Carmel Magazine

Carmel Magazine, Spring 2018

Issue link:

Contents of this Issue


Page 159 of 219

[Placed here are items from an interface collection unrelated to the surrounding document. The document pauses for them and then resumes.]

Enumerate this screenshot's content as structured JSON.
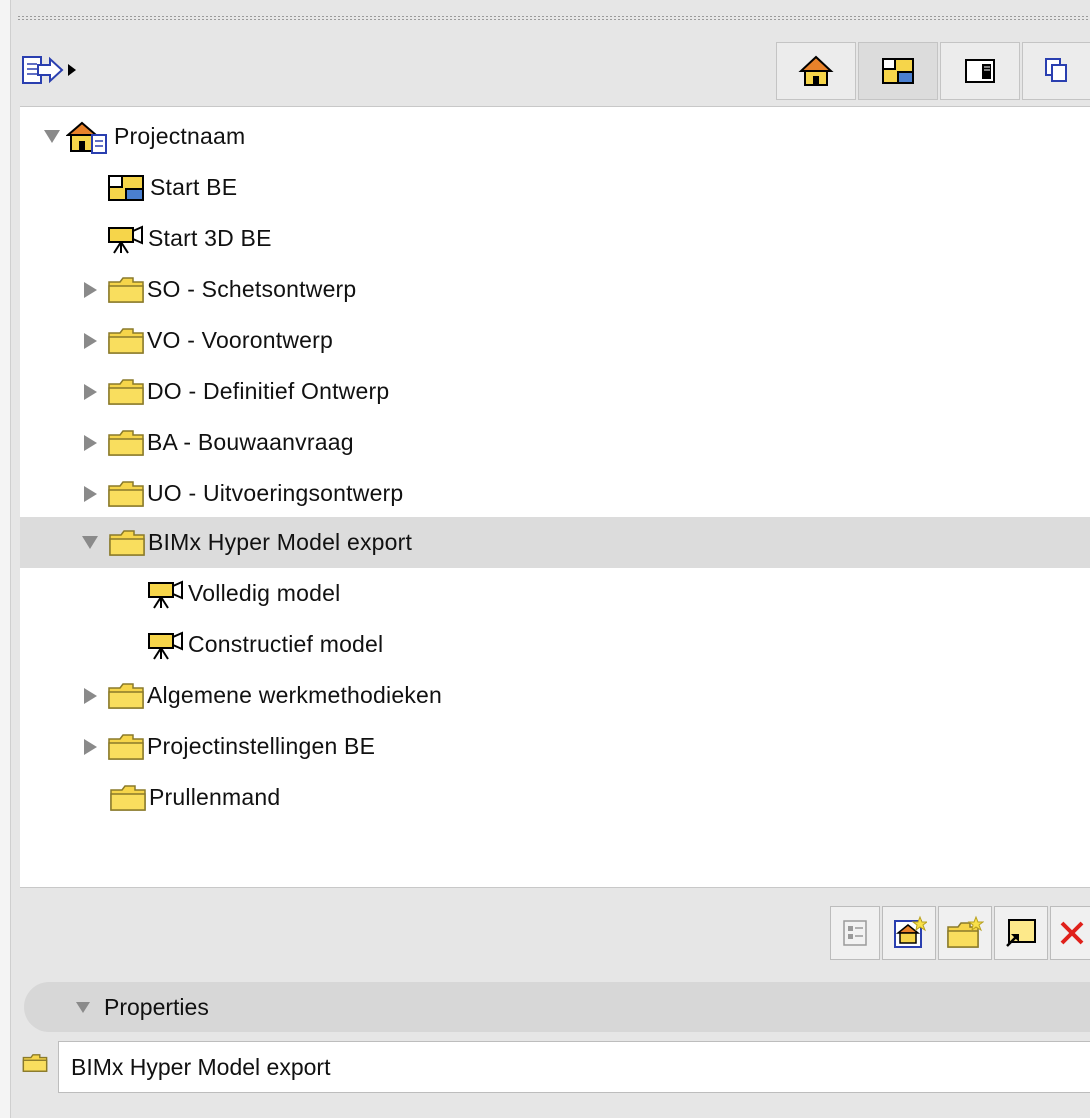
{
  "tree": {
    "root": {
      "label": "Projectnaam",
      "expanded": true
    },
    "items": [
      {
        "label": "Start BE",
        "icon": "floor-plan-view-icon"
      },
      {
        "label": "Start 3D BE",
        "icon": "3d-camera-view-icon"
      },
      {
        "label": "SO - Schetsontwerp",
        "icon": "folder-icon",
        "expanded": false
      },
      {
        "label": "VO - Voorontwerp",
        "icon": "folder-icon",
        "expanded": false
      },
      {
        "label": "DO - Definitief Ontwerp",
        "icon": "folder-icon",
        "expanded": false
      },
      {
        "label": "BA - Bouwaanvraag",
        "icon": "folder-icon",
        "expanded": false
      },
      {
        "label": "UO - Uitvoeringsontwerp",
        "icon": "folder-icon",
        "expanded": false
      },
      {
        "label": "BIMx Hyper Model export",
        "icon": "folder-icon",
        "expanded": true,
        "selected": true
      },
      {
        "label": "Volledig model",
        "icon": "3d-camera-view-icon"
      },
      {
        "label": "Constructief model",
        "icon": "3d-camera-view-icon"
      },
      {
        "label": "Algemene werkmethodieken",
        "icon": "folder-icon",
        "expanded": false
      },
      {
        "label": "Projectinstellingen BE",
        "icon": "folder-icon",
        "expanded": false
      },
      {
        "label": "Prullenmand",
        "icon": "folder-icon"
      }
    ]
  },
  "properties": {
    "header": "Properties",
    "name_value": "BIMx Hyper Model export"
  },
  "colors": {
    "selected_row": "#dcdcdc",
    "folder_yellow": "#f6d54a",
    "delete_red": "#e0201a"
  }
}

158 C A R M E L M A G A Z I N E • S P R I N G / S U M M E R 2 0 1 8 Tularcitos, Rancho San Francisquito, Rancho Potrero de San Carlos, Rancho Canada de la Segunda and Rancho los Laureles. Some of those Spanish titles survive as names for a school, a resort hotel, a luxury housing development and a former golf course. Carmel Valley re- mained a rural ranching and agricultural region until the late 20th cen- tur y. According to restaurateur and win- er y owner Walter Georis, "The climate and soils were perfect for growing pears," he says. "Those pears were shipped all over the world in the 1920s." The post-World War II economic boom saw many of those lands turned into housing developments, including one promoted by Byington Ford just north of present-day Carmel Valley Village. Ford's dream was a neighborhood built around an airstrip, allowing pilots to house their private planes in their home hangars. The scheme didn't catch on, but the airfield he laid was used for private avi- ation until its closing in 2002. A second wave of agricultural activity was born when businessman Bill Durney planted a vine- yard on his vacation proper ty—a working cattle ranch— in 1968 in the Cachagua area. "Initially, my father planted Cabernet, Chen- in Blanc, Riesling and Gamay Baujolais," says Christine Armanasco, Durney's daughter. At first, Durney's grapes were sold to other producers. "Mountain View-based winery Gemello was the first to print the words "Carmel Valley" on a label," says David Armanasco, Christine's husband and former Durney general manager. "Other companies were winning medals with the wines made from our grapes," Christine says. "My father thought, 'I should start making my own wine.'" That decision led to the creation of the Carmel Valley American Viticultural Area (AVA) and was the catalyst of what has become a multi-million-dollar industry and the spearhead of Carmel Valley becoming what it is on track to becoming today: an upscale destination for luxury travelers with a taste for fine wines and locally-sourced, innovative cuisine. Today, there are around 20 wineries operat- ing in the Carmel Valley AVA and many more Cowgirl Winery in the Village pours their wines in a refurbished barn accompanied by an upbeat atmosphere that recalls the Valley's rural past. Photos: Kelli Uldall Today, there are around 20 wineries operating in the Carmel Valley AVA and many more that number of tasting rooms in the valley.

Articles in this issue

Archives of this issue

view archives of Carmel Magazine - Carmel Magazine, Spring 2018